IN the 32. of Henry VIII. there was an Act passed for the Barbers and Surgeons; importing, That whereas there were two distinct Companies of Surgeons, occupying the Science of Surgery; the one Company commonly called The Barbers of London, the others called The Surgeons of London; it being judged necessary that both Companies should be united and made one Body Corporate, by the said Act they were both united, and made one intire and whole Body Corporate, and one Commonalty perpetual, to be called by the name of Masters or Governours of the Mystery and Commonalty of Barbers and Surgeons of London, for evermore.

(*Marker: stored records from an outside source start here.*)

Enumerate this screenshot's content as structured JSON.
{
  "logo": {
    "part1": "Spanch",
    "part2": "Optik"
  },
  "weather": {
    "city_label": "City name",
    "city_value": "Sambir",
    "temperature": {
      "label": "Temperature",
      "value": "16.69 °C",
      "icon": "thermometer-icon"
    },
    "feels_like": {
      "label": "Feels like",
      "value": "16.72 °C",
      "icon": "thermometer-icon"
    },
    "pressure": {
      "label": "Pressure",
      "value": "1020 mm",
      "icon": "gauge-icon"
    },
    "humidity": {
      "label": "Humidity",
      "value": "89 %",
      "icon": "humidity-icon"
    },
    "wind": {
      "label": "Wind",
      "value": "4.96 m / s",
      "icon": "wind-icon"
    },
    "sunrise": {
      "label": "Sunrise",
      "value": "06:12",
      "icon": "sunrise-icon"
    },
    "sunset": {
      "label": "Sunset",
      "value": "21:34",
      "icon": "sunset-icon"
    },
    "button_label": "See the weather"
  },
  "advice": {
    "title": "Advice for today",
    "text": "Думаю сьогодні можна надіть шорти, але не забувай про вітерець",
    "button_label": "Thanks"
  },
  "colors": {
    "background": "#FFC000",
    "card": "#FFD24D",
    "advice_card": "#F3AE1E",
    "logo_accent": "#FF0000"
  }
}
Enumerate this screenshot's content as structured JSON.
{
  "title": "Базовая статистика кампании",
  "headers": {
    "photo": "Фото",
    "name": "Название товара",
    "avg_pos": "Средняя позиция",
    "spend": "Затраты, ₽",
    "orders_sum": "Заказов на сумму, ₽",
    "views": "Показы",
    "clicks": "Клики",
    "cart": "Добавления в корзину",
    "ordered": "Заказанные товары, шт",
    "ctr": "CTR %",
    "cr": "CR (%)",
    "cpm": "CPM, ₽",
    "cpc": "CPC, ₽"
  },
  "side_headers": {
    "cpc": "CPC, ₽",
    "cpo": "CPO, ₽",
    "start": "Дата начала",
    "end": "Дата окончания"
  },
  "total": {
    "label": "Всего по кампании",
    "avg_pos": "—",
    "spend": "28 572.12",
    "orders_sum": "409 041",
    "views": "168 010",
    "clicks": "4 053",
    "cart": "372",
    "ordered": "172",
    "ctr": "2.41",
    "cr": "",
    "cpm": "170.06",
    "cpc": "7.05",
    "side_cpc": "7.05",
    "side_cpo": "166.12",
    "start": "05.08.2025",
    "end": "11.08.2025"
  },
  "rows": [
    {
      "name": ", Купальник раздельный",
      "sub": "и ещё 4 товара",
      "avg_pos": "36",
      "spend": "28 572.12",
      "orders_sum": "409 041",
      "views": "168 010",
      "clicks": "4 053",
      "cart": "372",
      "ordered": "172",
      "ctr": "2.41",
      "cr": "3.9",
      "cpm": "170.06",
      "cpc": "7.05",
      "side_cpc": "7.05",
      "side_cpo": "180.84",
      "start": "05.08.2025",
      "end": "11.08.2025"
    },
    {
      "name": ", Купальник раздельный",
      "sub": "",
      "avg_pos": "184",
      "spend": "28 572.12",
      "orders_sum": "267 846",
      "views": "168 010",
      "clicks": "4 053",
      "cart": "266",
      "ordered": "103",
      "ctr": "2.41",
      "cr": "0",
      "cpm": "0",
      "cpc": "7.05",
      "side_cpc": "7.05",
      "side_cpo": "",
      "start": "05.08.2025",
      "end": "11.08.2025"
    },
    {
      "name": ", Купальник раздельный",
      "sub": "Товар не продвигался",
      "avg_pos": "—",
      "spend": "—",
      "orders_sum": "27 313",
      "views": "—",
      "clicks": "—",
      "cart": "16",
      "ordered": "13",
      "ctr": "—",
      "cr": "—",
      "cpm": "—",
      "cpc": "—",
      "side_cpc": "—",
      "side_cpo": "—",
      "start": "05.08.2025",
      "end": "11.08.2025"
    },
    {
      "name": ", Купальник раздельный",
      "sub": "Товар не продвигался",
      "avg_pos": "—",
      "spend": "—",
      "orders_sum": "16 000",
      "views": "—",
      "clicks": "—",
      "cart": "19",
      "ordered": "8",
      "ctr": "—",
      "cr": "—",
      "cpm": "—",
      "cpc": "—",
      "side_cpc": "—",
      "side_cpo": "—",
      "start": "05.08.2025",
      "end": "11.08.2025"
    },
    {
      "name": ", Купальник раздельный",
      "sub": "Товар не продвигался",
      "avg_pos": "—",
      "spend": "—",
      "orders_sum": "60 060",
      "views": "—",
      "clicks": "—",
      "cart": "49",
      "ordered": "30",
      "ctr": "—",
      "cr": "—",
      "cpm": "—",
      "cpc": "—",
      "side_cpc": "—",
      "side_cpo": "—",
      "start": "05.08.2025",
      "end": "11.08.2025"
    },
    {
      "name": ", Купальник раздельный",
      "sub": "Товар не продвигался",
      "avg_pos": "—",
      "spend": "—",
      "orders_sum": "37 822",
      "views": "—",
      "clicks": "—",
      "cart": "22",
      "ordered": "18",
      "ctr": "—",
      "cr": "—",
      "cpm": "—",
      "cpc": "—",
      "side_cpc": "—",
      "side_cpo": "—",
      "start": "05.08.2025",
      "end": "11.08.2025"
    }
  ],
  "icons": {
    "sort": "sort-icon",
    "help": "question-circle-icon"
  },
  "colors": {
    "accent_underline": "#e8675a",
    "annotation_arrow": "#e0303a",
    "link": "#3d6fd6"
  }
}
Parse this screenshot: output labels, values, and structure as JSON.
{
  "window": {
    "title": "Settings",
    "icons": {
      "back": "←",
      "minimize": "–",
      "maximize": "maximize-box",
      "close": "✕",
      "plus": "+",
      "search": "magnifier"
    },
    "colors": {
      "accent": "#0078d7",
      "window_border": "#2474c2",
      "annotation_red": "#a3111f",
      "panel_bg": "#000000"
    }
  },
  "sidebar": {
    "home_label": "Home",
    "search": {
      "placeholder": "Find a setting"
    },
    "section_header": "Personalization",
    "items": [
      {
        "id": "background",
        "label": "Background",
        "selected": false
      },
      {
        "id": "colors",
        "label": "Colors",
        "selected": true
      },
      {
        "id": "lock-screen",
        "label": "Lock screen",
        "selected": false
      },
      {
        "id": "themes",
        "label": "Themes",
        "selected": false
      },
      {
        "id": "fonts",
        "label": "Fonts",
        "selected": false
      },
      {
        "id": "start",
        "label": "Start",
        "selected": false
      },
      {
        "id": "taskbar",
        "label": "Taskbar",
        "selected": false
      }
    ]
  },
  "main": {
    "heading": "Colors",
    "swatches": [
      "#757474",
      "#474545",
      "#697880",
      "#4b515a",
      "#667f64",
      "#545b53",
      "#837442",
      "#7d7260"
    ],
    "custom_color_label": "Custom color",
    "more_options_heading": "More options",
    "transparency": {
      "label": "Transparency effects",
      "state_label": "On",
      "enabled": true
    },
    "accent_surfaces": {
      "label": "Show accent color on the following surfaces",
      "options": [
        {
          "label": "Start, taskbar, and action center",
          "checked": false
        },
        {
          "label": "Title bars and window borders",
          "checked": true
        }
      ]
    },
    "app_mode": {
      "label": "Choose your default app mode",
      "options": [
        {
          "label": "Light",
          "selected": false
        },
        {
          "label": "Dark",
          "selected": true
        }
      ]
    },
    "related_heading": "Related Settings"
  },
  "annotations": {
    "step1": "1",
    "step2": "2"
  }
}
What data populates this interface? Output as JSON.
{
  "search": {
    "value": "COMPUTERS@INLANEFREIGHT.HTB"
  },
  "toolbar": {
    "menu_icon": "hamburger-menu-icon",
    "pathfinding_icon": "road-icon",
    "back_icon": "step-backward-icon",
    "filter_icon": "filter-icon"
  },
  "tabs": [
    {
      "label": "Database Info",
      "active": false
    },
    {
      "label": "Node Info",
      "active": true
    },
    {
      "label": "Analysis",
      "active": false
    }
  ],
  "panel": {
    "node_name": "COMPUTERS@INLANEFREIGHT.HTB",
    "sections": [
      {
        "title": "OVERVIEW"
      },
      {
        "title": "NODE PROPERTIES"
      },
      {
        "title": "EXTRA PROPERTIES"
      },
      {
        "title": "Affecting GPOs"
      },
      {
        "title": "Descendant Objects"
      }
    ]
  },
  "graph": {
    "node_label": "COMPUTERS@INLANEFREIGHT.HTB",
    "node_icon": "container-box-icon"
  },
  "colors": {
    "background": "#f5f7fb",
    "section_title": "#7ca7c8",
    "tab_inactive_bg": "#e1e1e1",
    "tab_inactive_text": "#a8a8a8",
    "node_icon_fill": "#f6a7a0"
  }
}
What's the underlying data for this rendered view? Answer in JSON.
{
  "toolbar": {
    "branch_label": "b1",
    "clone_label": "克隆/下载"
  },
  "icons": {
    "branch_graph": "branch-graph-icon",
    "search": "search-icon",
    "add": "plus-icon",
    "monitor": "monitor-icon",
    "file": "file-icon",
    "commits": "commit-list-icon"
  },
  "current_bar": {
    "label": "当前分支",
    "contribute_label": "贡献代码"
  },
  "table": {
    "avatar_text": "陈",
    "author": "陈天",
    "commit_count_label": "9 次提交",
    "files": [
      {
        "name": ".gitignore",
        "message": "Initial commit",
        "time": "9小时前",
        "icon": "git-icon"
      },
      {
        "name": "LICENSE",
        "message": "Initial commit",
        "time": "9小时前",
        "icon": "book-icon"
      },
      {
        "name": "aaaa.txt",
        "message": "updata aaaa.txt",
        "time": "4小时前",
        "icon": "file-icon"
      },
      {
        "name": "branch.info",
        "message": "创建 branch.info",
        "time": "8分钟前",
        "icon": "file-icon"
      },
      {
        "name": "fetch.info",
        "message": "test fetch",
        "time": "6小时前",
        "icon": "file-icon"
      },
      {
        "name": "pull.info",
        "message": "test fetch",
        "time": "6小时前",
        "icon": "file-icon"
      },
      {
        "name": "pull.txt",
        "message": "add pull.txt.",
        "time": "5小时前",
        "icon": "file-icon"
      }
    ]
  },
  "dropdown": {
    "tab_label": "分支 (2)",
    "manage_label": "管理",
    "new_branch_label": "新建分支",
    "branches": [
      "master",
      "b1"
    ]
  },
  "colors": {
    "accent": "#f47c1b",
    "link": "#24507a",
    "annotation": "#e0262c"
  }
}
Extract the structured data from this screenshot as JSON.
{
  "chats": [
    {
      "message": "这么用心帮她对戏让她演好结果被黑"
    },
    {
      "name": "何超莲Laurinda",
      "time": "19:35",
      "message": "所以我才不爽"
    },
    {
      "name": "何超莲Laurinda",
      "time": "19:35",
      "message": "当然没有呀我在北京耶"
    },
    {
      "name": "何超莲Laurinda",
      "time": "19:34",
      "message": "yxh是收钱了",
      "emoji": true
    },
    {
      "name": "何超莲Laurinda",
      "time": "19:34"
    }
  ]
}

By this Act those of the Company that occupied Surgery were to be exempt from bearing of Armour, or from being put in any Watches or Inquests. And that they might take every Year four Persons condemned and put to Death for Felony, for Anatomies, at their discretions and pleasures. And that none of the Company that used Barbery and Shaving, should occupy Surgery, letting of Blood, or any other thing belonging to Surgery, except only drawing of Teeth. Nor he that used the Mystery of Surgery, should exercise the Feat or Craft of Barbery or Shaving.

Both incorporated 32 Hen. VIII.

The Surgeons afterwards were complained of, as well for their Ignorance in their Craft, oftentimes hurting their Patients instead of doing them good; as also for taking great Sums of Money, and doing little therefore. And that it was well known, that the Surgeons admitted, would do no Cure to any Person, but where they knew to be rewarded with a greater Sum than the Cure extended to. For many rotted and perished to Death for lack of help of Surgery, and daily died. And that they troubled others well disposed, that ministred for God’s sake to poor People that had sore Breasts, Pin and Web in the Eye, Scalding, Burning, sore Mouth, the Stone and Strangury, Saucelim and Morphew. In Consideration whereof, and for the Comfort and Relief of the King’s poor Subjects, it was ordained, in the 34th and 35th of Hen. VIII. That it should be lawful to every Person, having Knowledge and Experience in the Nature of Herbs, Roots and Waters, or of the Operation of the same, to practise and minister to any outward Sore, uncome Wound, Apostemations, outward Swelling, or Disease, any Herbs, Ointments, Bath, Pultes and Emplaisters, according to their Cunning and Experience.]

Complaint against the Surgeons.

This Company (besides divers Priviledges of several kinds by their Charter granted unto them) have Power at any time to command the Body of any Malefactor executed at Tyburn, (except a Traitor’s) to anatomize the same: which they commonly do, and exercise their Skill thereupon in private at their Hall. And commonly once in every Year (and that in the Time of Lent) they command such a Body. Which being brought from the Place of Execution to their Hall, is cleansed, and laid out upon a Table, in their publick Theatre built for that purpose; where the next Day, a learned Doctor of Physick, meets the chief Members of the Company. And the Doctor sitting in a Chair against the Body, and the rest sitting on a Bench about it, reads a Lecture about some Part or Member; and two of the Company (called at time Masters of the Body) standing by the Table upon which the Body lies, having all necessary Instruments to put in Practice what the Doctor reads and dictates; the Galleries above being filled with young Students in Physick and Chirurgery, to hear and see the Method and Manner thereof, for the Increase of their Knowledge. These Lectures do commonly last three Days: And then they bury the mangled Body, in a Place in the Parish Church-Yard. But sometimes they make a Skeleton of the Body, or otherwise; and many Pieces of Art of that kind are preserved, and stand erected about their Theatre.]